Now in our 11th year of bringing you beautiful imagery from biomedical science every day

Finding the GAP

Genetically hampered malaria parasite as a vaccine

30 July 2020

Finding the GAP

Developing vaccines requires a careful balance – altering a dangerous pathogen in such a way that it’s harmless to inject, but retains enough of its identity to arouse the suspicions of the body’s immune system. The hope is that our immune cells not only make antibodies to defeat the 'dummy' pathogen, but keep a sort of cellular memory, responding swiftly to the same invader in future. Here researchers inject a form of Plasmodium falciparum, a parasite that causes malaria, into a mouse. The parasite has been genetically attenuated (GAP) – removing a gene called Mei2 leaves it alive but trapped in the mouse’s liver, unable to pass into the blood where it might cause disease. Brightly coloured stains highlight different aspects of the hampered pathogen, helping scientists decide if it can serve as a faithful template to prepare the mouse’s immune defences – a step towards trials of similar GAP vaccines in humans.
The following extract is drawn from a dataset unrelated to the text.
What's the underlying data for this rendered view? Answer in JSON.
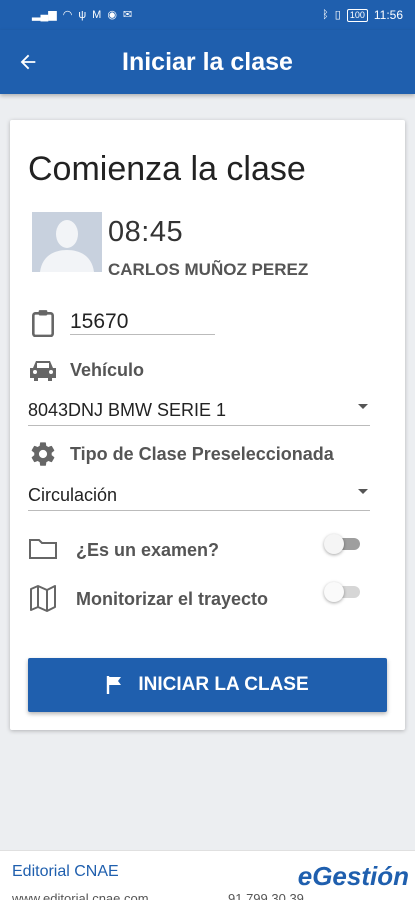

Written by John Ankers

Search The Archive

Submit An Image

What is BPoD?

BPoD stands for Biomedical Picture of the Day. Managed by the MRC London Institute of Medical Sciences the website aims to engage everyone, young and old, in the wonders of biomedicine. Images are kindly provided for inclusion on this website through the generosity of scientists across the globe.

Read More

BPoD is also available in Catalan at with translations by the University of Valencia.